▶ TASK TO COMPLETE
Output all of the data exactly as it appears, but leave out any pictures it contains.
-------- INPUT DATA --------
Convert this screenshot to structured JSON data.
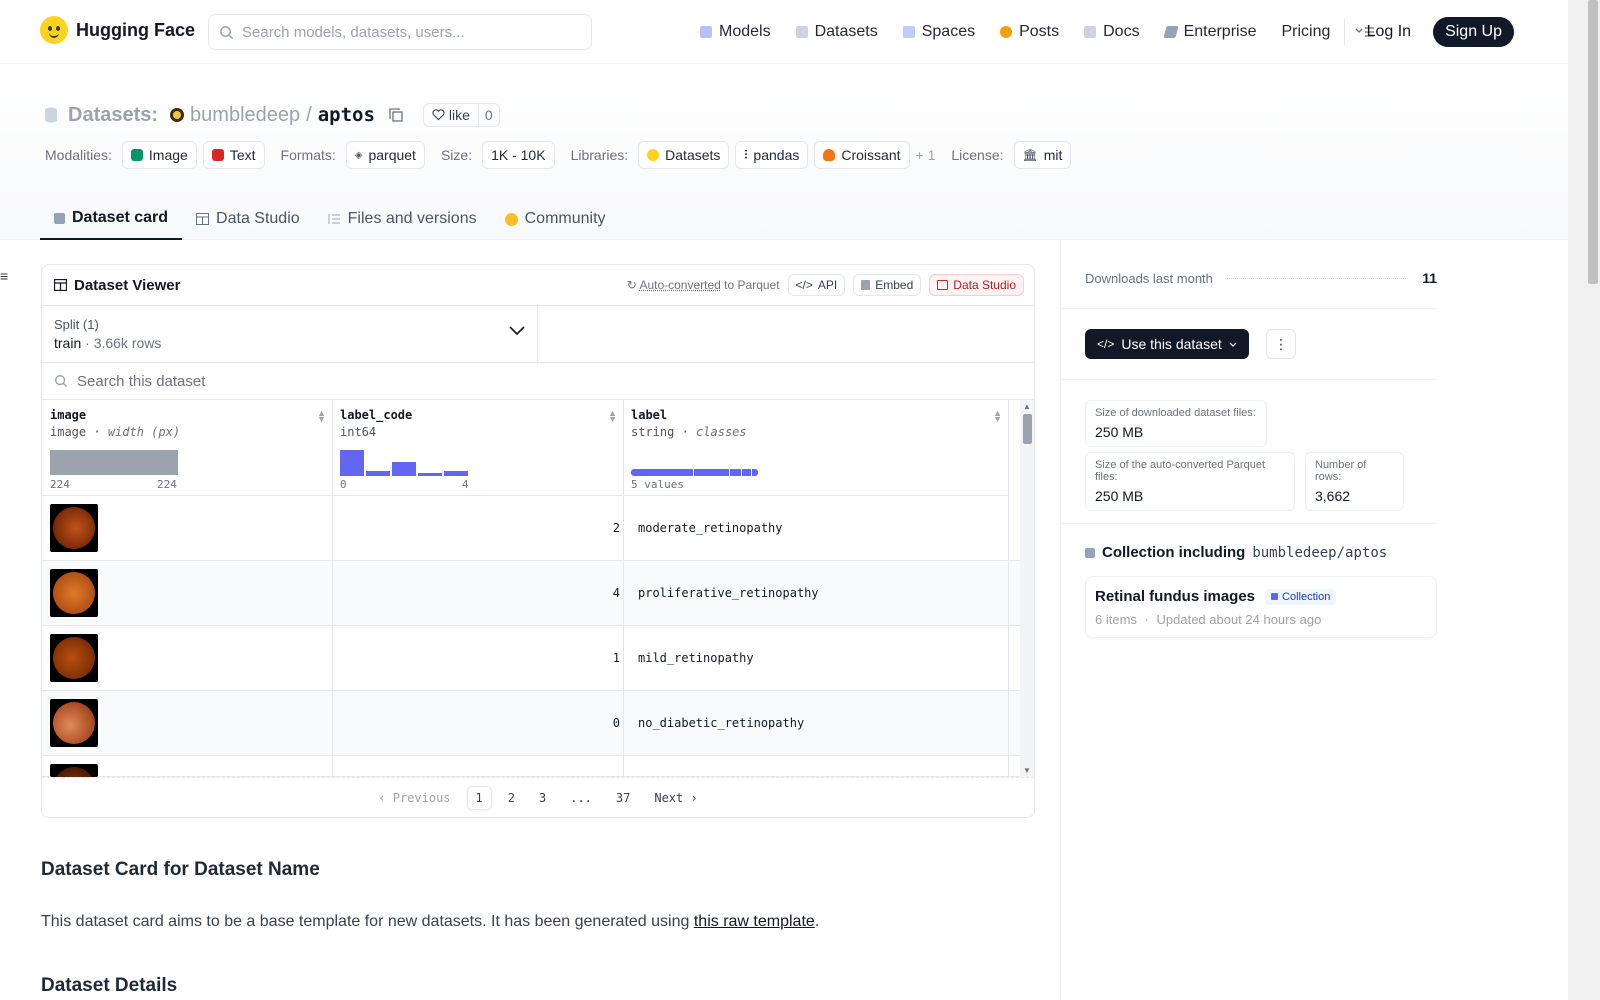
{
  "nav": {
    "brand": "Hugging Face",
    "search_placeholder": "Search models, datasets, users...",
    "links": [
      "Models",
      "Datasets",
      "Spaces",
      "Posts",
      "Docs",
      "Enterprise",
      "Pricing"
    ],
    "login": "Log In",
    "signup": "Sign Up"
  },
  "repo": {
    "section": "Datasets:",
    "owner": "bumbledeep",
    "separator": "/",
    "name": "aptos",
    "like_label": "like",
    "like_count": "0"
  },
  "tags": {
    "modalities_label": "Modalities:",
    "modalities": [
      "Image",
      "Text"
    ],
    "formats_label": "Formats:",
    "format": "parquet",
    "size_label": "Size:",
    "size": "1K - 10K",
    "libraries_label": "Libraries:",
    "libraries": [
      "Datasets",
      "pandas",
      "Croissant"
    ],
    "more": "+ 1",
    "license_label": "License:",
    "license": "mit"
  },
  "tabs": [
    "Dataset card",
    "Data Studio",
    "Files and versions",
    "Community"
  ],
  "viewer": {
    "title": "Dataset Viewer",
    "auto_converted": "Auto-converted",
    "to_parquet": "to Parquet",
    "api": "API",
    "embed": "Embed",
    "data_studio": "Data Studio",
    "split_label": "Split (1)",
    "split_name": "train",
    "split_dot": "·",
    "split_rows": "3.66k rows",
    "search_placeholder": "Search this dataset",
    "columns": [
      {
        "name": "image",
        "type": "image",
        "stat": "width (px)",
        "min": "224",
        "max": "224"
      },
      {
        "name": "label_code",
        "type": "int64",
        "stat": "",
        "min": "0",
        "max": "4"
      },
      {
        "name": "label",
        "type": "string",
        "stat": "classes",
        "summary": "5 values"
      }
    ],
    "rows": [
      {
        "label_code": "2",
        "label": "moderate_retinopathy",
        "tint": "#8a3a0e"
      },
      {
        "label_code": "4",
        "label": "proliferative_retinopathy",
        "tint": "#c8611c"
      },
      {
        "label_code": "1",
        "label": "mild_retinopathy",
        "tint": "#9c3f0a"
      },
      {
        "label_code": "0",
        "label": "no_diabetic_retinopathy",
        "tint": "#b8522e"
      }
    ],
    "pager": {
      "prev": "Previous",
      "pages": [
        "1",
        "2",
        "3",
        "...",
        "37"
      ],
      "next": "Next"
    }
  },
  "card": {
    "heading": "Dataset Card for Dataset Name",
    "text_before": "This dataset card aims to be a base template for new datasets. It has been generated using ",
    "link": "this raw template",
    "text_after": ".",
    "details_heading": "Dataset Details"
  },
  "sidebar": {
    "downloads_label": "Downloads last month",
    "downloads": "11",
    "use_button": "Use this dataset",
    "size_dl_label": "Size of downloaded dataset files:",
    "size_dl": "250 MB",
    "size_pq_label": "Size of the auto-converted Parquet files:",
    "size_pq": "250 MB",
    "rows_label": "Number of rows:",
    "rows": "3,662",
    "collection_title": "Collection including",
    "collection_repo": "bumbledeep/aptos",
    "collection_name": "Retinal fundus images",
    "collection_badge": "Collection",
    "collection_items": "6 items",
    "collection_dot": "·",
    "collection_updated": "Updated about 24 hours ago"
  },
  "colors": {
    "accent_dark": "#111827",
    "histogram": "#6366f1",
    "brand_yellow": "#ffd21e"
  }
}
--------
▶ YOUR RESPONSE
Convert this screenshot to structured JSON data.
{
  "nav": {
    "brand": "Hugging Face",
    "search_placeholder": "Search models, datasets, users...",
    "links": [
      "Models",
      "Datasets",
      "Spaces",
      "Posts",
      "Docs",
      "Enterprise",
      "Pricing"
    ],
    "login": "Log In",
    "signup": "Sign Up"
  },
  "repo": {
    "section": "Datasets:",
    "owner": "bumbledeep",
    "separator": "/",
    "name": "aptos",
    "like_label": "like",
    "like_count": "0"
  },
  "tags": {
    "modalities_label": "Modalities:",
    "modalities": [
      "Image",
      "Text"
    ],
    "formats_label": "Formats:",
    "format": "parquet",
    "size_label": "Size:",
    "size": "1K - 10K",
    "libraries_label": "Libraries:",
    "libraries": [
      "Datasets",
      "pandas",
      "Croissant"
    ],
    "more": "+ 1",
    "license_label": "License:",
    "license": "mit"
  },
  "tabs": [
    "Dataset card",
    "Data Studio",
    "Files and versions",
    "Community"
  ],
  "viewer": {
    "title": "Dataset Viewer",
    "auto_converted": "Auto-converted",
    "to_parquet": "to Parquet",
    "api": "API",
    "embed": "Embed",
    "data_studio": "Data Studio",
    "split_label": "Split (1)",
    "split_name": "train",
    "split_dot": "·",
    "split_rows": "3.66k rows",
    "search_placeholder": "Search this dataset",
    "columns": [
      {
        "name": "image",
        "type": "image",
        "stat": "width (px)",
        "min": "224",
        "max": "224"
      },
      {
        "name": "label_code",
        "type": "int64",
        "stat": "",
        "min": "0",
        "max": "4"
      },
      {
        "name": "label",
        "type": "string",
        "stat": "classes",
        "summary": "5 values"
      }
    ],
    "rows": [
      {
        "label_code": "2",
        "label": "moderate_retinopathy",
        "tint": "#8a3a0e"
      },
      {
        "label_code": "4",
        "label": "proliferative_retinopathy",
        "tint": "#c8611c"
      },
      {
        "label_code": "1",
        "label": "mild_retinopathy",
        "tint": "#9c3f0a"
      },
      {
        "label_code": "0",
        "label": "no_diabetic_retinopathy",
        "tint": "#b8522e"
      }
    ],
    "pager": {
      "prev": "Previous",
      "pages": [
        "1",
        "2",
        "3",
        "...",
        "37"
      ],
      "next": "Next"
    }
  },
  "card": {
    "heading": "Dataset Card for Dataset Name",
    "text_before": "This dataset card aims to be a base template for new datasets. It has been generated using ",
    "link": "this raw template",
    "text_after": ".",
    "details_heading": "Dataset Details"
  },
  "sidebar": {
    "downloads_label": "Downloads last month",
    "downloads": "11",
    "use_button": "Use this dataset",
    "size_dl_label": "Size of downloaded dataset files:",
    "size_dl": "250 MB",
    "size_pq_label": "Size of the auto-converted Parquet files:",
    "size_pq": "250 MB",
    "rows_label": "Number of rows:",
    "rows": "3,662",
    "collection_title": "Collection including",
    "collection_repo": "bumbledeep/aptos",
    "collection_name": "Retinal fundus images",
    "collection_badge": "Collection",
    "collection_items": "6 items",
    "collection_dot": "·",
    "collection_updated": "Updated about 24 hours ago"
  },
  "colors": {
    "accent_dark": "#111827",
    "histogram": "#6366f1",
    "brand_yellow": "#ffd21e"
  }
}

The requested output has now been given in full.